During the first half of this year, North Korea prepared for a nuclear test, according to an excerpt of a confidential United Nations assessment reviewed by Reuters on Thursday (Aug 4).

Independent sanctions monitors informed the UN Security Council North Korea sanctions committee that "work at the Punggye-ri nuclear test site paves the way for additional nuclear tests for the development of nuclear weapons."

The monitors stated that the Democratic People's Republic of Korea, or North Korea, "continued to develop its capability for the production of fissile material at the Yongbyon site." With its first nuclear reactors, Yongbyon is North Korea's main nuclear complex.

Requests for comments on the UN report were not immediately answered by North Korea's UN mission in New York. The United States has long warned that North Korea is prepared to conduct a seventh nuclear test and has stated that, should this happen, it will seek stronger UN sanctions against Pyongyang.

The UN observers added that investigations had revealed Pyongyang was accountable for at least one significant breach that resulted in the theft of crypto assets valued at hundreds of millions of dollars. The monitors have charged North Korea with using cyberattacks to finance its nuclear and missile programs.

"Other cyber activity focusing on stealing information and more traditional means of obtaining information and materials of value to DPRK's prohibited programs, including WMD (weapons of mass destruction), continued," the monitors wrote.

The UN Security Council has for years prohibited North Korea from conducting nuclear tests and ballistic missile launches and has gradually tightened sanctions against Pyongyang in an effort to cut off funding for those initiatives.

"DPRK made preparations at its nuclear test site, although it did not test a nuclear device. In the first half of 2022, the country continued the acceleration (which began in September 2021) of its missile programs," the monitors said.

According to them, North Korea fired 31 missiles with ballistic and guidance technologies, including six ICBM tests and two missiles that were specifically designated as ballistic weapons. The monitors reported that North Korea continues to export coal and import oil in violation of sanctions.

Since 2019, international negotiations to persuade North Korea to give up its nuclear and ballistic missile programs have essentially stagnated.
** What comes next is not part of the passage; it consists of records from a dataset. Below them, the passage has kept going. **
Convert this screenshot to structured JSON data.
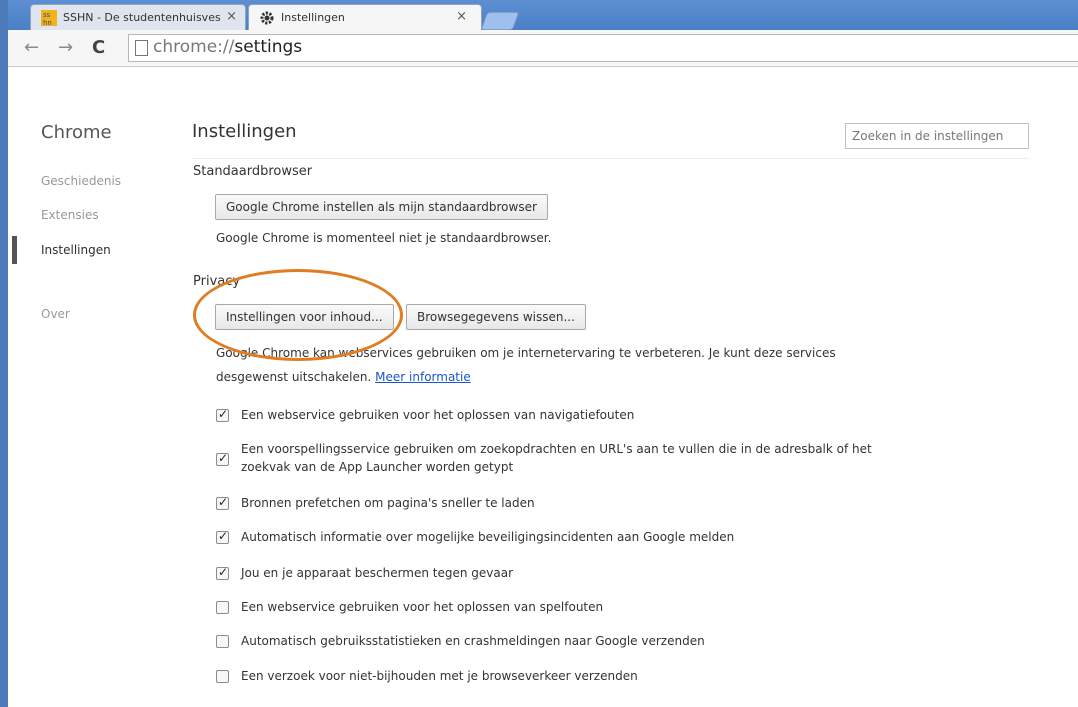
{
  "tabs": [
    {
      "title": "SSHN - De studentenhuisves",
      "favicon": "sshn-logo-icon",
      "active": false
    },
    {
      "title": "Instellingen",
      "favicon": "gear-icon",
      "active": true
    }
  ],
  "address_bar": {
    "scheme": "chrome://",
    "path": "settings"
  },
  "sidebar": {
    "title": "Chrome",
    "items": [
      {
        "label": "Geschiedenis",
        "active": false
      },
      {
        "label": "Extensies",
        "active": false
      },
      {
        "label": "Instellingen",
        "active": true
      },
      {
        "label": "Over",
        "active": false
      }
    ]
  },
  "main": {
    "title": "Instellingen",
    "search_placeholder": "Zoeken in de instellingen",
    "default_browser": {
      "heading": "Standaardbrowser",
      "button": "Google Chrome instellen als mijn standaardbrowser",
      "status": "Google Chrome is momenteel niet je standaardbrowser."
    },
    "privacy": {
      "heading": "Privacy",
      "content_settings_button": "Instellingen voor inhoud...",
      "clear_data_button": "Browsegegevens wissen...",
      "desc_line1": "Google Chrome kan webservices gebruiken om je internetervaring te verbeteren. Je kunt deze services",
      "desc_line2": "desgewenst uitschakelen.",
      "more_info": "Meer informatie",
      "options": [
        {
          "label": "Een webservice gebruiken voor het oplossen van navigatiefouten",
          "checked": true
        },
        {
          "label": "Een voorspellingsservice gebruiken om zoekopdrachten en URL's aan te vullen die in de adresbalk of het",
          "label2": "zoekvak van de App Launcher worden getypt",
          "checked": true
        },
        {
          "label": "Bronnen prefetchen om pagina's sneller te laden",
          "checked": true
        },
        {
          "label": "Automatisch informatie over mogelijke beveiligingsincidenten aan Google melden",
          "checked": true
        },
        {
          "label": "Jou en je apparaat beschermen tegen gevaar",
          "checked": true
        },
        {
          "label": "Een webservice gebruiken voor het oplossen van spelfouten",
          "checked": false
        },
        {
          "label": "Automatisch gebruiksstatistieken en crashmeldingen naar Google verzenden",
          "checked": false
        },
        {
          "label": "Een verzoek voor niet-bijhouden met je browseverkeer verzenden",
          "checked": false
        }
      ]
    }
  },
  "colors": {
    "highlight": "#e07c23",
    "link": "#1a56c7",
    "titlebar": "#4a7fc6"
  }
}
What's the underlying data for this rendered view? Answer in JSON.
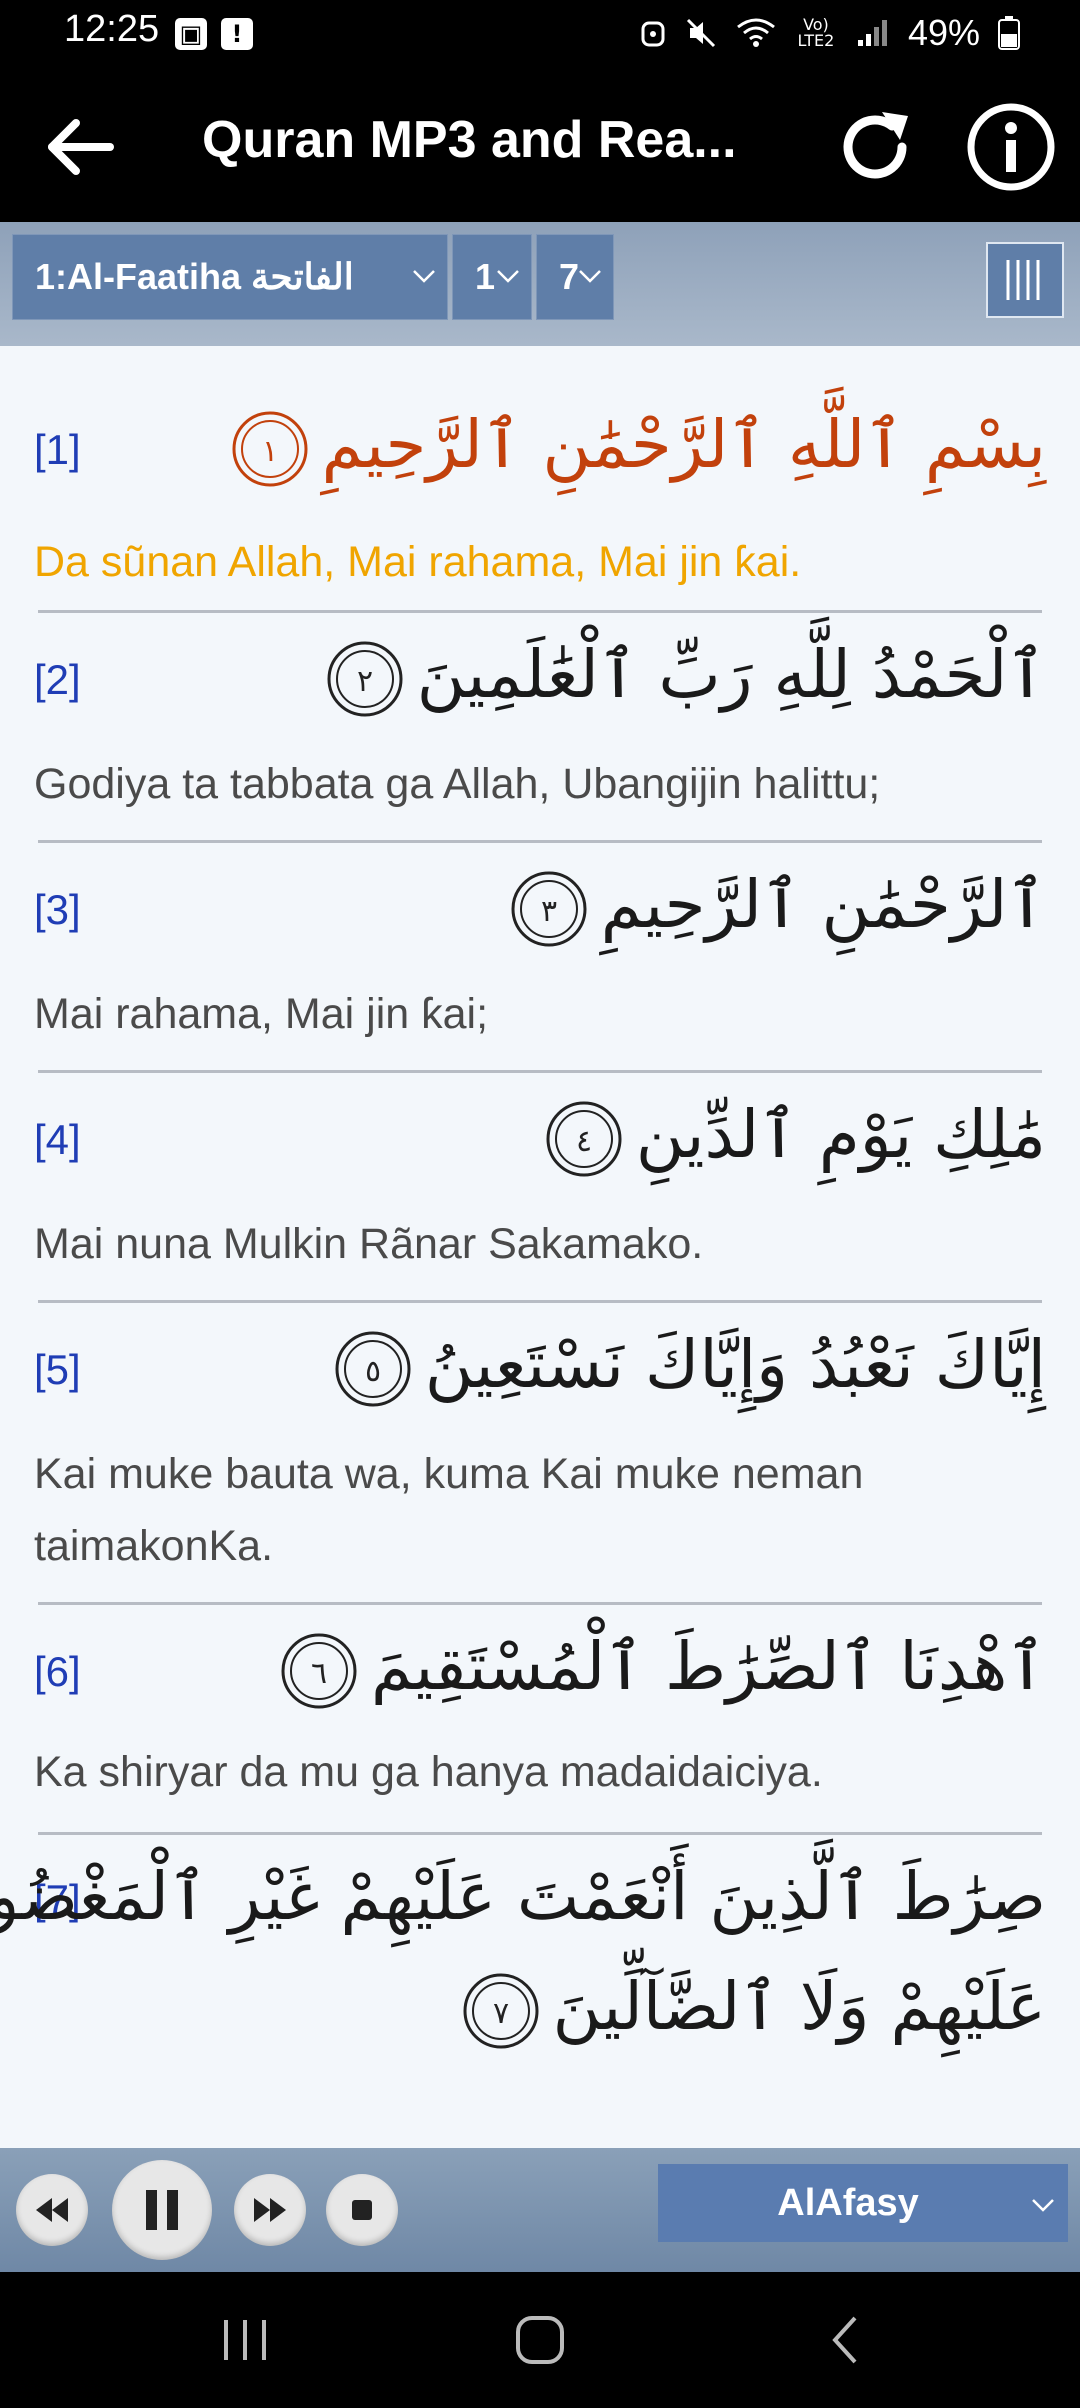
{
  "status": {
    "time": "12:25",
    "battery": "49%",
    "network_label": "Vo) LTE2"
  },
  "appbar": {
    "title": "Quran MP3 and Rea..."
  },
  "selectors": {
    "surah": "1:Al-Faatiha الفاتحة",
    "verse": "1",
    "last": "7"
  },
  "verses": [
    {
      "num": "[1]",
      "arabic": "بِسْمِ ٱللَّهِ ٱلرَّحْمَٰنِ ٱلرَّحِيمِ",
      "mark": "١",
      "translation": "Da sũnan Allah, Mai rahama, Mai jin ƙai."
    },
    {
      "num": "[2]",
      "arabic": "ٱلْحَمْدُ لِلَّهِ رَبِّ ٱلْعَٰلَمِينَ",
      "mark": "٢",
      "translation": "Godiya ta tabbata ga Allah, Ubangijin halittu;"
    },
    {
      "num": "[3]",
      "arabic": "ٱلرَّحْمَٰنِ ٱلرَّحِيمِ",
      "mark": "٣",
      "translation": "Mai rahama, Mai jin ƙai;"
    },
    {
      "num": "[4]",
      "arabic": "مَٰلِكِ يَوْمِ ٱلدِّينِ",
      "mark": "٤",
      "translation": "Mai nuna Mulkin Rãnar Sakamako."
    },
    {
      "num": "[5]",
      "arabic": "إِيَّاكَ نَعْبُدُ وَإِيَّاكَ نَسْتَعِينُ",
      "mark": "٥",
      "translation": "Kai muke bauta wa, kuma Kai muke neman taimakonKa."
    },
    {
      "num": "[6]",
      "arabic": "ٱهْدِنَا ٱلصِّرَٰطَ ٱلْمُسْتَقِيمَ",
      "mark": "٦",
      "translation": "Ka shiryar da mu ga hanya madaidaiciya."
    },
    {
      "num": "[7]",
      "arabic": "صِرَٰطَ ٱلَّذِينَ أَنْعَمْتَ عَلَيْهِمْ غَيْرِ ٱلْمَغْضُوبِ",
      "arabic2": "عَلَيْهِمْ وَلَا ٱلضَّآلِّينَ",
      "mark": "٧"
    }
  ],
  "player": {
    "reciter": "AlAfasy"
  },
  "colors": {
    "highlight_arabic": "#c2410c",
    "highlight_translation": "#f0a500",
    "verse_number": "#1f3db5"
  }
}
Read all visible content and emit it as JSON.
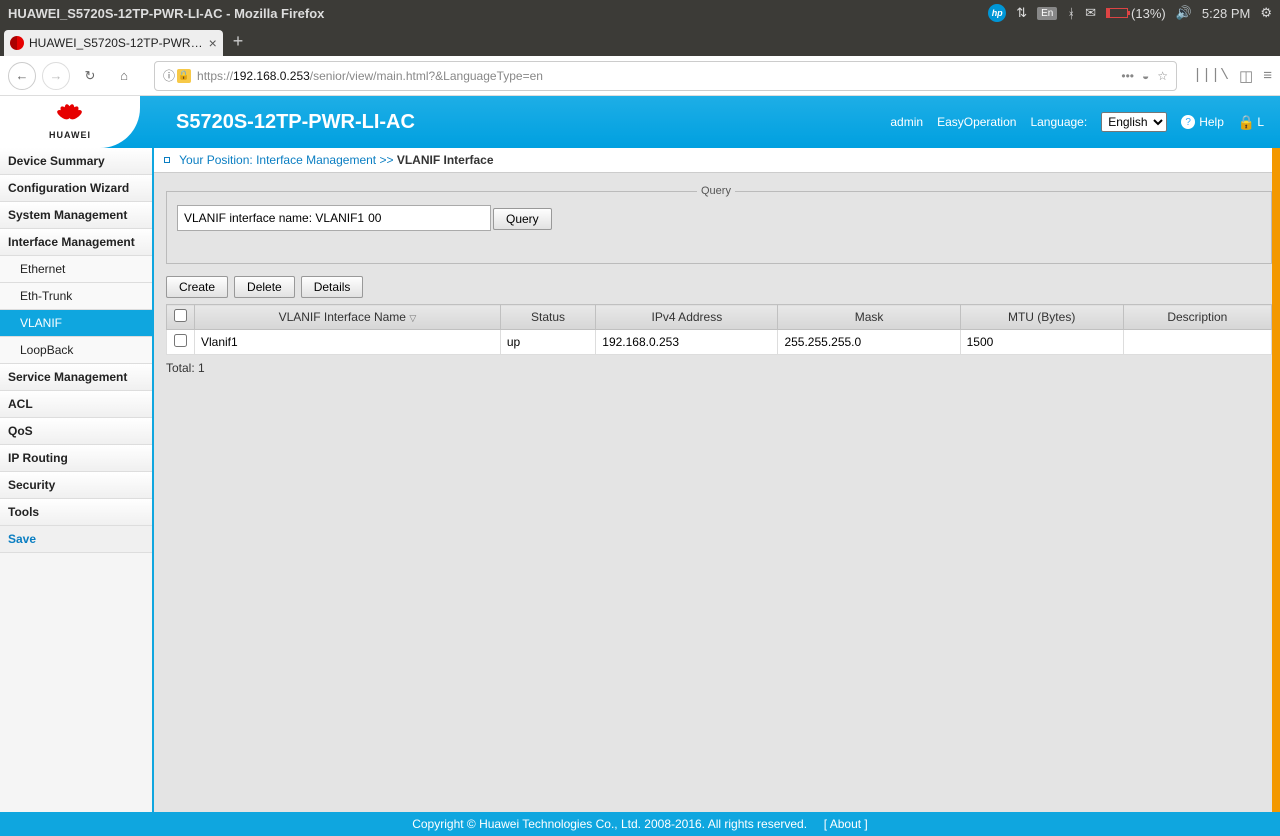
{
  "os": {
    "window_title": "HUAWEI_S5720S-12TP-PWR-LI-AC - Mozilla Firefox",
    "lang_indicator": "En",
    "battery_pct": "(13%)",
    "time": "5:28 PM"
  },
  "browser": {
    "tab_title": "HUAWEI_S5720S-12TP-PWR…",
    "url_proto": "https://",
    "url_host": "192.168.0.253",
    "url_path": "/senior/view/main.html?&LanguageType=en"
  },
  "header": {
    "brand": "HUAWEI",
    "device": "S5720S-12TP-PWR-LI-AC",
    "user": "admin",
    "easy": "EasyOperation",
    "language_label": "Language:",
    "language_value": "English",
    "help": "Help",
    "logout": "L"
  },
  "sidebar": {
    "items": [
      {
        "label": "Device Summary",
        "sub": false
      },
      {
        "label": "Configuration Wizard",
        "sub": false
      },
      {
        "label": "System Management",
        "sub": false
      },
      {
        "label": "Interface Management",
        "sub": false
      },
      {
        "label": "Ethernet",
        "sub": true
      },
      {
        "label": "Eth-Trunk",
        "sub": true
      },
      {
        "label": "VLANIF",
        "sub": true,
        "active": true
      },
      {
        "label": "LoopBack",
        "sub": true
      },
      {
        "label": "Service Management",
        "sub": false
      },
      {
        "label": "ACL",
        "sub": false
      },
      {
        "label": "QoS",
        "sub": false
      },
      {
        "label": "IP Routing",
        "sub": false
      },
      {
        "label": "Security",
        "sub": false
      },
      {
        "label": "Tools",
        "sub": false
      }
    ],
    "save": "Save"
  },
  "breadcrumb": {
    "prefix": "Your Position: Interface Management >>",
    "current": "VLANIF Interface"
  },
  "query": {
    "legend": "Query",
    "label": "VLANIF interface name: VLANIF1",
    "value": "00",
    "button": "Query"
  },
  "actions": {
    "create": "Create",
    "delete": "Delete",
    "details": "Details"
  },
  "table": {
    "headers": {
      "name": "VLANIF Interface Name",
      "status": "Status",
      "ipv4": "IPv4 Address",
      "mask": "Mask",
      "mtu": "MTU (Bytes)",
      "desc": "Description"
    },
    "rows": [
      {
        "name": "Vlanif1",
        "status": "up",
        "ipv4": "192.168.0.253",
        "mask": "255.255.255.0",
        "mtu": "1500",
        "desc": ""
      }
    ],
    "total": "Total: 1"
  },
  "footer": {
    "copyright": "Copyright © Huawei Technologies Co., Ltd. 2008-2016. All rights reserved.",
    "about": "[ About ]"
  }
}
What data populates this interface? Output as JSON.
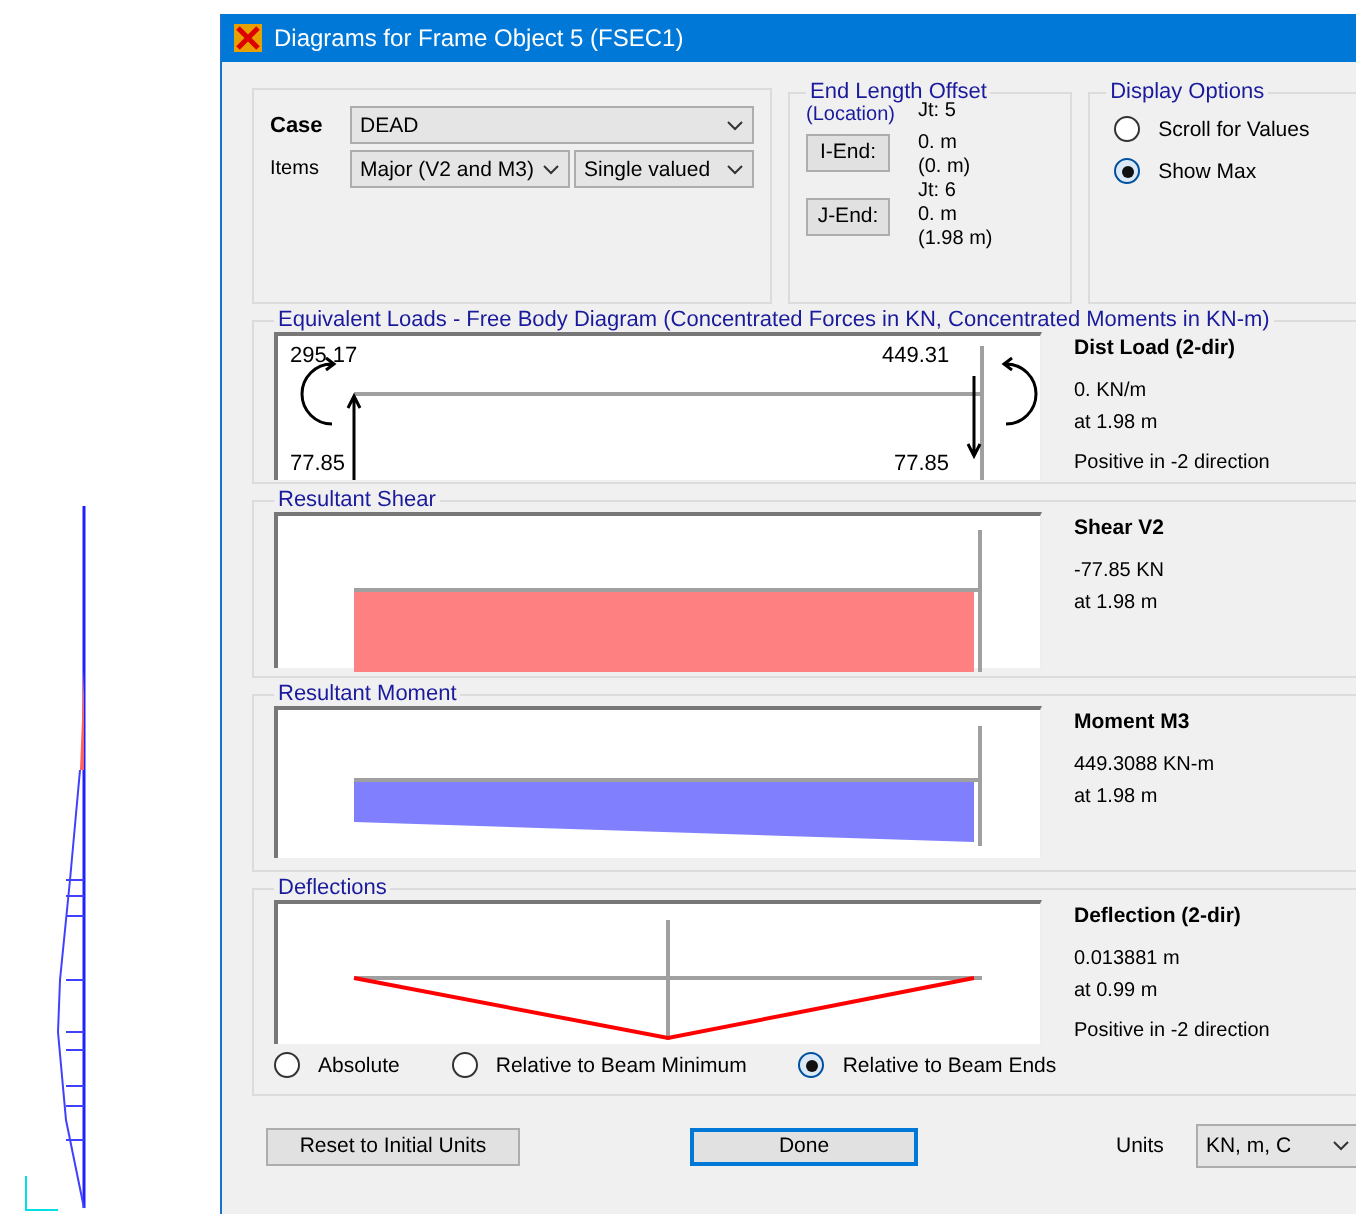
{
  "window": {
    "title": "Diagrams for Frame Object 5  (FSEC1)"
  },
  "case": {
    "label": "Case",
    "value": "DEAD"
  },
  "items": {
    "label": "Items",
    "component": "Major (V2 and M3)",
    "valued": "Single valued"
  },
  "end_length_offset": {
    "title": "End Length Offset",
    "subtitle": "(Location)",
    "ends": [
      {
        "button": "I-End:",
        "joint": "Jt:  5",
        "offset": "0. m",
        "location": "(0. m)"
      },
      {
        "button": "J-End:",
        "joint": "Jt:  6",
        "offset": "0. m",
        "location": "(1.98 m)"
      }
    ]
  },
  "display_options": {
    "title": "Display Options",
    "options": [
      {
        "label": "Scroll for Values",
        "selected": false
      },
      {
        "label": "Show Max",
        "selected": true
      }
    ]
  },
  "diagrams": [
    {
      "kind": "free_body",
      "title": "Equivalent Loads - Free Body Diagram  (Concentrated Forces in KN, Concentrated Moments in KN-m)",
      "left_moment": "295.17",
      "right_moment": "449.31",
      "left_force": "77.85",
      "right_force": "77.85",
      "info_title": "Dist Load (2-dir)",
      "info_lines": [
        "0. KN/m",
        "at 1.98 m",
        "Positive in -2 direction"
      ]
    },
    {
      "kind": "shear",
      "title": "Resultant Shear",
      "info_title": "Shear V2",
      "info_lines": [
        "-77.85 KN",
        "at 1.98 m"
      ]
    },
    {
      "kind": "moment",
      "title": "Resultant Moment",
      "info_title": "Moment M3",
      "info_lines": [
        "449.3088 KN-m",
        "at 1.98 m"
      ]
    },
    {
      "kind": "deflection",
      "title": "Deflections",
      "info_title": "Deflection (2-dir)",
      "info_lines": [
        "0.013881 m",
        "at 0.99 m",
        "Positive in -2 direction"
      ]
    }
  ],
  "deflection_modes": [
    {
      "label": "Absolute",
      "selected": false
    },
    {
      "label": "Relative to Beam Minimum",
      "selected": false
    },
    {
      "label": "Relative to Beam Ends",
      "selected": true
    }
  ],
  "buttons": {
    "reset": "Reset to Initial Units",
    "done": "Done"
  },
  "units": {
    "label": "Units",
    "value": "KN, m, C"
  }
}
China and Russia have been advocating for an easing of sanctions against North Korea in recent years for humanitarian reasons and in the hope that Pyongyang may be persuaded to resume talks.